## What needs to be done
Copy out all the lines of the data precisely, omitting any pictures.

*** Opening of Data for analysis ***

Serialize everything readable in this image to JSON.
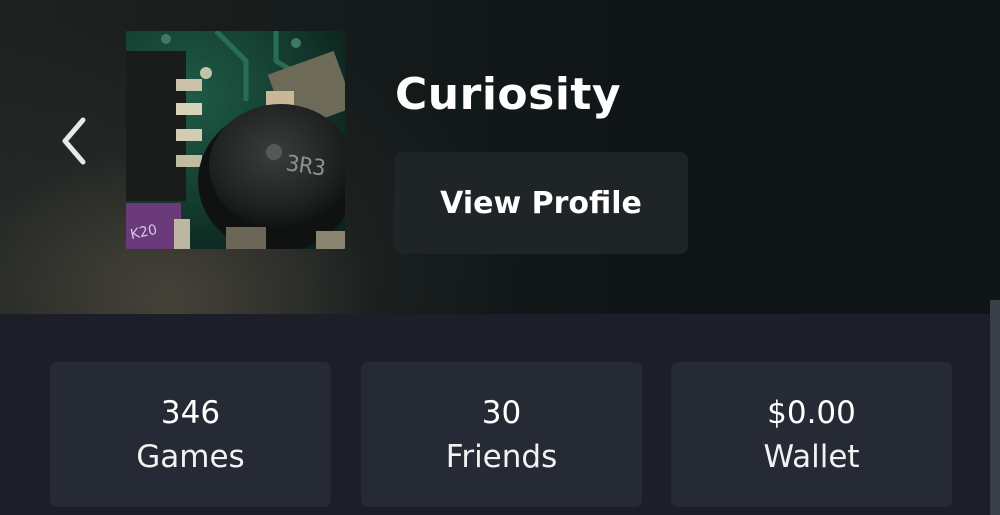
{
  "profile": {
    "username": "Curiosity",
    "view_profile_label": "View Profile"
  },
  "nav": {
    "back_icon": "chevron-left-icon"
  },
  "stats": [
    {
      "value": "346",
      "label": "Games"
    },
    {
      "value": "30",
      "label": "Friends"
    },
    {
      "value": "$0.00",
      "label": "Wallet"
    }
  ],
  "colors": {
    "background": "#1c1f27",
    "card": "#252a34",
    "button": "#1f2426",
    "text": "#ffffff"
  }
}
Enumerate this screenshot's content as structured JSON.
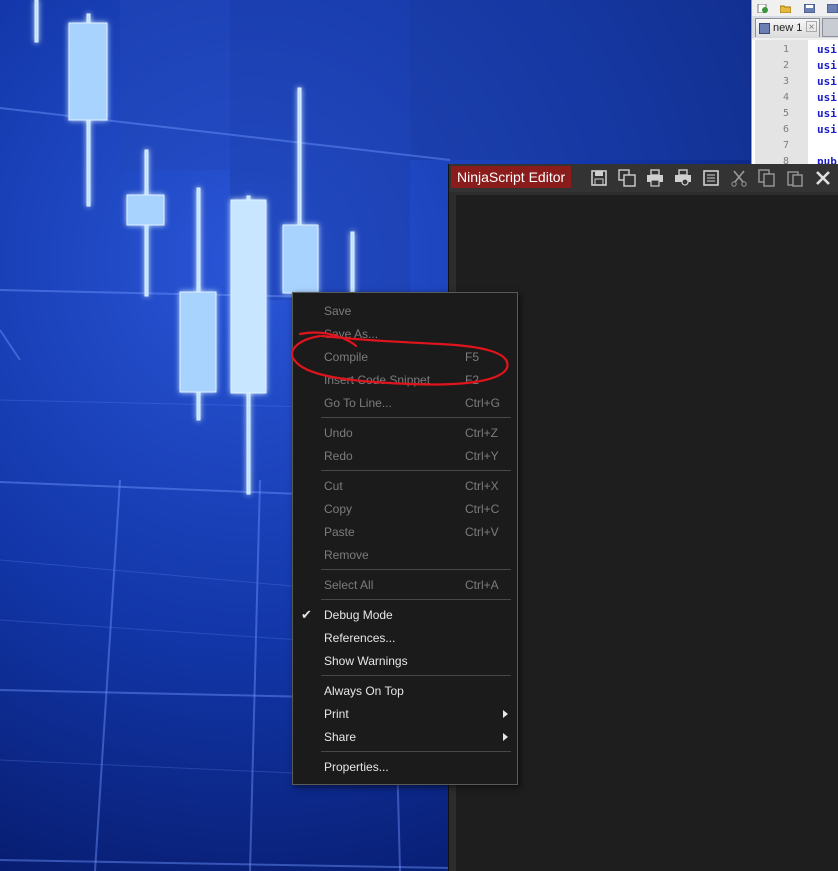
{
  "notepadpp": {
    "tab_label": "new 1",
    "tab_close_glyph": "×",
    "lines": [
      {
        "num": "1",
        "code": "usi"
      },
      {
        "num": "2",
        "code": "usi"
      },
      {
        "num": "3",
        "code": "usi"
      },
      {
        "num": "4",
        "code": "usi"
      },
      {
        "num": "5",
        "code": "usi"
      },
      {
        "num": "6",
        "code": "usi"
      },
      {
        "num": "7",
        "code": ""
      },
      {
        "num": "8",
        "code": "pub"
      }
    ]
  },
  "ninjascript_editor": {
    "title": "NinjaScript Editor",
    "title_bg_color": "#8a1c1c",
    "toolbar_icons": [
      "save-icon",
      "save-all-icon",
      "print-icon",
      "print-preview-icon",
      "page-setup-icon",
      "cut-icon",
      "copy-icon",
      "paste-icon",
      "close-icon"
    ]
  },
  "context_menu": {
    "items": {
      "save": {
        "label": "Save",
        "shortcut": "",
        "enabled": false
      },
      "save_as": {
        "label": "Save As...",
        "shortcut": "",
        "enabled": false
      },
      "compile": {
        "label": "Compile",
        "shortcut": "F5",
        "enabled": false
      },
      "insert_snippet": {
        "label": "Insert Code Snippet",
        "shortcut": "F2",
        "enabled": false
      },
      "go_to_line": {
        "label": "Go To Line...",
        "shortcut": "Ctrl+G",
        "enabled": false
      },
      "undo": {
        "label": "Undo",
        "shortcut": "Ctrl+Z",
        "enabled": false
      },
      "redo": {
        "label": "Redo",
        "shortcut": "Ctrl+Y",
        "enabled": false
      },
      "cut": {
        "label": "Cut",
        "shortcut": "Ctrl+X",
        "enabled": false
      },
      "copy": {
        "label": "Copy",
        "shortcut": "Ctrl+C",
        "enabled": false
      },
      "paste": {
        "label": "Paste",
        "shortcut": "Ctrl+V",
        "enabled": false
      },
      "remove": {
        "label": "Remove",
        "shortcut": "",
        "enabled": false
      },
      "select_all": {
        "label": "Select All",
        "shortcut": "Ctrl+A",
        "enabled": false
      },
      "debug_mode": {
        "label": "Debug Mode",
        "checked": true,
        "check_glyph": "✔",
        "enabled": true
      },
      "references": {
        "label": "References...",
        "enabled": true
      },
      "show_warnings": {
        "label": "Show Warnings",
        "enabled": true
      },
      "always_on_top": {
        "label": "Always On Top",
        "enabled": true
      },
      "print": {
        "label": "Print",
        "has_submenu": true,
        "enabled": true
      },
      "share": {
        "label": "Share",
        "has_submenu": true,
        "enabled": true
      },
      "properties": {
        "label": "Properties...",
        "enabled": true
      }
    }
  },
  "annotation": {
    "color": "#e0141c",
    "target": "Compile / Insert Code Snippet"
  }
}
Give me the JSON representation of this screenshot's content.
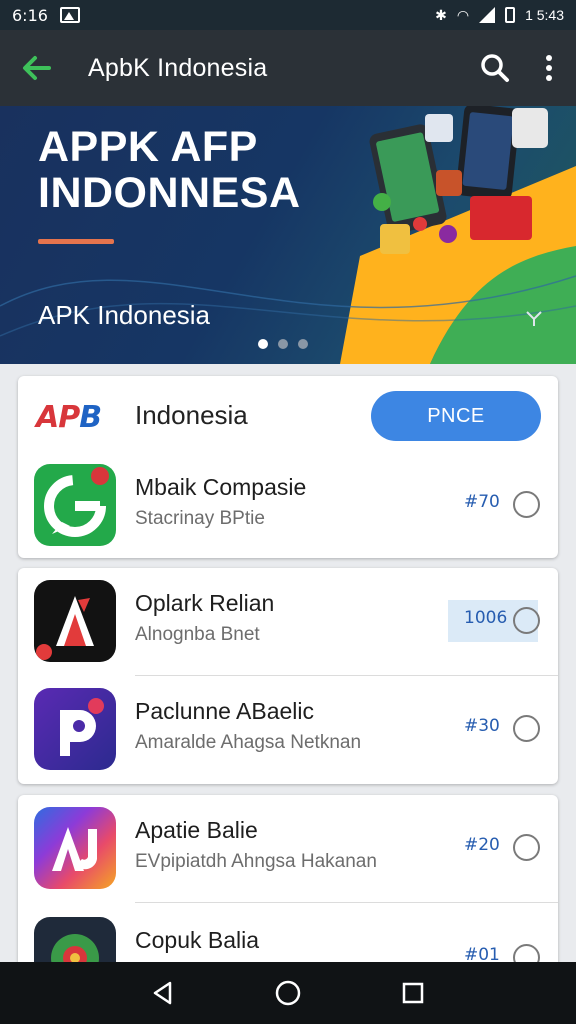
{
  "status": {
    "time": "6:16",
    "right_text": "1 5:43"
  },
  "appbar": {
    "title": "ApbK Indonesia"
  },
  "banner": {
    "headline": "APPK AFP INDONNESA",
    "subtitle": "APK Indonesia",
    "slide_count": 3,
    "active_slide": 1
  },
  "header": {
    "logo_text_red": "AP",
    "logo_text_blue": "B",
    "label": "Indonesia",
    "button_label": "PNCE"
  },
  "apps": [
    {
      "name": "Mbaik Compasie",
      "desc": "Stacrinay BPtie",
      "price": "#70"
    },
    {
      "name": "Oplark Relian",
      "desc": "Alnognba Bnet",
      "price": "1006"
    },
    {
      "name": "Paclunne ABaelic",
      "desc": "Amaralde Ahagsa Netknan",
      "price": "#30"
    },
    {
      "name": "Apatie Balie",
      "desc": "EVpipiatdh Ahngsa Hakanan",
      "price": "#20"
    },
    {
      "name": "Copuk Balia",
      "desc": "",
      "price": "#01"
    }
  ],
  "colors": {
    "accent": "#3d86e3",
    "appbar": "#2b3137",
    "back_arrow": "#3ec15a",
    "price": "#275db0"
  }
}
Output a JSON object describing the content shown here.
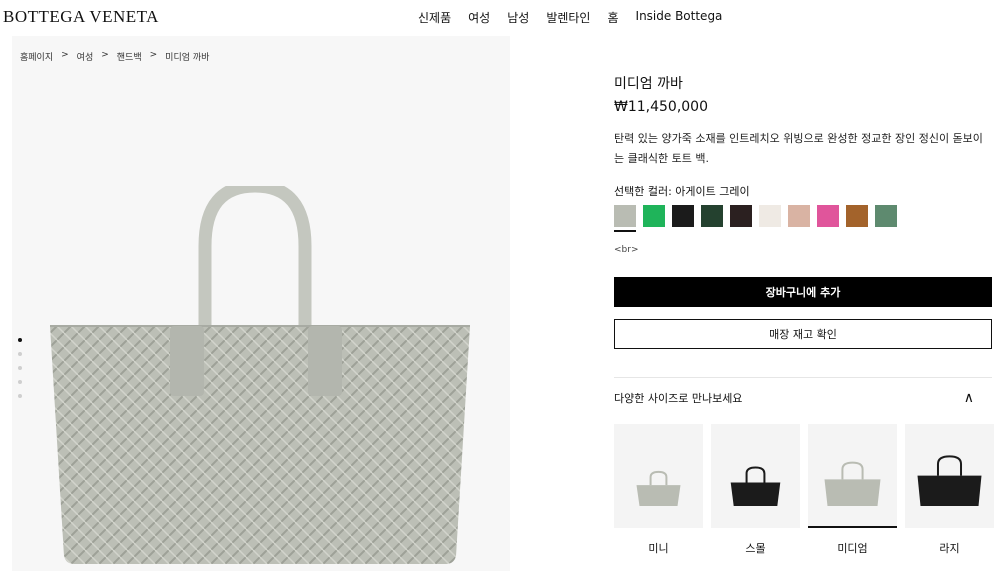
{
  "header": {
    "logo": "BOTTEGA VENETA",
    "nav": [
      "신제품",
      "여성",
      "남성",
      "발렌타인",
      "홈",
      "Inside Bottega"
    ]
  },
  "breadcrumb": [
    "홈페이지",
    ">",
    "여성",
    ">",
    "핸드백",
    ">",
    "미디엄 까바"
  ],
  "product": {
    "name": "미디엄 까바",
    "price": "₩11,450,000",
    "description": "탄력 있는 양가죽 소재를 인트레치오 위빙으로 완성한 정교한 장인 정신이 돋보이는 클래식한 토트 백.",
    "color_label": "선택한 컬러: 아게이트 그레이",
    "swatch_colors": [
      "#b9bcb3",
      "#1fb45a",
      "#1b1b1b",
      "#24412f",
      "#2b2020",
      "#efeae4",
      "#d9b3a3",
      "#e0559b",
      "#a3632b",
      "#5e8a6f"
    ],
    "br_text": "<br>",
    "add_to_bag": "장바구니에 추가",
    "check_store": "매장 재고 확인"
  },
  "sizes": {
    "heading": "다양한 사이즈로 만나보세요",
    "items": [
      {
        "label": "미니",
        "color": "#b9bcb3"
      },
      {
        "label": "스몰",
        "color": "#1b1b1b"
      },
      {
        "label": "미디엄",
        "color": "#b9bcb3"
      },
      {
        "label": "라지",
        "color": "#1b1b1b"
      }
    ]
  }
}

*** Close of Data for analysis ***

## Result of the task
Serialize everything readable in this image to JSON.
{
  "profile": {
    "username": "Curiosity",
    "view_profile_label": "View Profile"
  },
  "nav": {
    "back_icon": "chevron-left-icon"
  },
  "stats": [
    {
      "value": "346",
      "label": "Games"
    },
    {
      "value": "30",
      "label": "Friends"
    },
    {
      "value": "$0.00",
      "label": "Wallet"
    }
  ],
  "colors": {
    "background": "#1c1f27",
    "card": "#252a34",
    "button": "#1f2426",
    "text": "#ffffff"
  }
}
Enumerate this screenshot's content as structured JSON.
{
  "notepadpp": {
    "tab_label": "new 1",
    "tab_close_glyph": "×",
    "lines": [
      {
        "num": "1",
        "code": "usi"
      },
      {
        "num": "2",
        "code": "usi"
      },
      {
        "num": "3",
        "code": "usi"
      },
      {
        "num": "4",
        "code": "usi"
      },
      {
        "num": "5",
        "code": "usi"
      },
      {
        "num": "6",
        "code": "usi"
      },
      {
        "num": "7",
        "code": ""
      },
      {
        "num": "8",
        "code": "pub"
      }
    ]
  },
  "ninjascript_editor": {
    "title": "NinjaScript Editor",
    "title_bg_color": "#8a1c1c",
    "toolbar_icons": [
      "save-icon",
      "save-all-icon",
      "print-icon",
      "print-preview-icon",
      "page-setup-icon",
      "cut-icon",
      "copy-icon",
      "paste-icon",
      "close-icon"
    ]
  },
  "context_menu": {
    "items": {
      "save": {
        "label": "Save",
        "shortcut": "",
        "enabled": false
      },
      "save_as": {
        "label": "Save As...",
        "shortcut": "",
        "enabled": false
      },
      "compile": {
        "label": "Compile",
        "shortcut": "F5",
        "enabled": false
      },
      "insert_snippet": {
        "label": "Insert Code Snippet",
        "shortcut": "F2",
        "enabled": false
      },
      "go_to_line": {
        "label": "Go To Line...",
        "shortcut": "Ctrl+G",
        "enabled": false
      },
      "undo": {
        "label": "Undo",
        "shortcut": "Ctrl+Z",
        "enabled": false
      },
      "redo": {
        "label": "Redo",
        "shortcut": "Ctrl+Y",
        "enabled": false
      },
      "cut": {
        "label": "Cut",
        "shortcut": "Ctrl+X",
        "enabled": false
      },
      "copy": {
        "label": "Copy",
        "shortcut": "Ctrl+C",
        "enabled": false
      },
      "paste": {
        "label": "Paste",
        "shortcut": "Ctrl+V",
        "enabled": false
      },
      "remove": {
        "label": "Remove",
        "shortcut": "",
        "enabled": false
      },
      "select_all": {
        "label": "Select All",
        "shortcut": "Ctrl+A",
        "enabled": false
      },
      "debug_mode": {
        "label": "Debug Mode",
        "checked": true,
        "check_glyph": "✔",
        "enabled": true
      },
      "references": {
        "label": "References...",
        "enabled": true
      },
      "show_warnings": {
        "label": "Show Warnings",
        "enabled": true
      },
      "always_on_top": {
        "label": "Always On Top",
        "enabled": true
      },
      "print": {
        "label": "Print",
        "has_submenu": true,
        "enabled": true
      },
      "share": {
        "label": "Share",
        "has_submenu": true,
        "enabled": true
      },
      "properties": {
        "label": "Properties...",
        "enabled": true
      }
    }
  },
  "annotation": {
    "color": "#e0141c",
    "target": "Compile / Insert Code Snippet"
  }
}
Give me the JSON representation of this screenshot's content.
{
  "status": {
    "time": "6:16",
    "right_text": "1 5:43"
  },
  "appbar": {
    "title": "ApbK Indonesia"
  },
  "banner": {
    "headline": "APPK AFP INDONNESA",
    "subtitle": "APK Indonesia",
    "slide_count": 3,
    "active_slide": 1
  },
  "header": {
    "logo_text_red": "AP",
    "logo_text_blue": "B",
    "label": "Indonesia",
    "button_label": "PNCE"
  },
  "apps": [
    {
      "name": "Mbaik Compasie",
      "desc": "Stacrinay BPtie",
      "price": "#70"
    },
    {
      "name": "Oplark Relian",
      "desc": "Alnognba Bnet",
      "price": "1006"
    },
    {
      "name": "Paclunne ABaelic",
      "desc": "Amaralde Ahagsa Netknan",
      "price": "#30"
    },
    {
      "name": "Apatie Balie",
      "desc": "EVpipiatdh Ahngsa Hakanan",
      "price": "#20"
    },
    {
      "name": "Copuk Balia",
      "desc": "",
      "price": "#01"
    }
  ],
  "colors": {
    "accent": "#3d86e3",
    "appbar": "#2b3137",
    "back_arrow": "#3ec15a",
    "price": "#275db0"
  }
}
Output a JSON object describing the content shown here.
{
  "header": {
    "logo": "BOTTEGA VENETA",
    "nav": [
      "신제품",
      "여성",
      "남성",
      "발렌타인",
      "홈",
      "Inside Bottega"
    ]
  },
  "breadcrumb": [
    "홈페이지",
    ">",
    "여성",
    ">",
    "핸드백",
    ">",
    "미디엄 까바"
  ],
  "product": {
    "name": "미디엄 까바",
    "price": "₩11,450,000",
    "description": "탄력 있는 양가죽 소재를 인트레치오 위빙으로 완성한 정교한 장인 정신이 돋보이는 클래식한 토트 백.",
    "color_label": "선택한 컬러: 아게이트 그레이",
    "swatch_colors": [
      "#b9bcb3",
      "#1fb45a",
      "#1b1b1b",
      "#24412f",
      "#2b2020",
      "#efeae4",
      "#d9b3a3",
      "#e0559b",
      "#a3632b",
      "#5e8a6f"
    ],
    "br_text": "<br>",
    "add_to_bag": "장바구니에 추가",
    "check_store": "매장 재고 확인"
  },
  "sizes": {
    "heading": "다양한 사이즈로 만나보세요",
    "items": [
      {
        "label": "미니",
        "color": "#b9bcb3"
      },
      {
        "label": "스몰",
        "color": "#1b1b1b"
      },
      {
        "label": "미디엄",
        "color": "#b9bcb3"
      },
      {
        "label": "라지",
        "color": "#1b1b1b"
      }
    ]
  }
}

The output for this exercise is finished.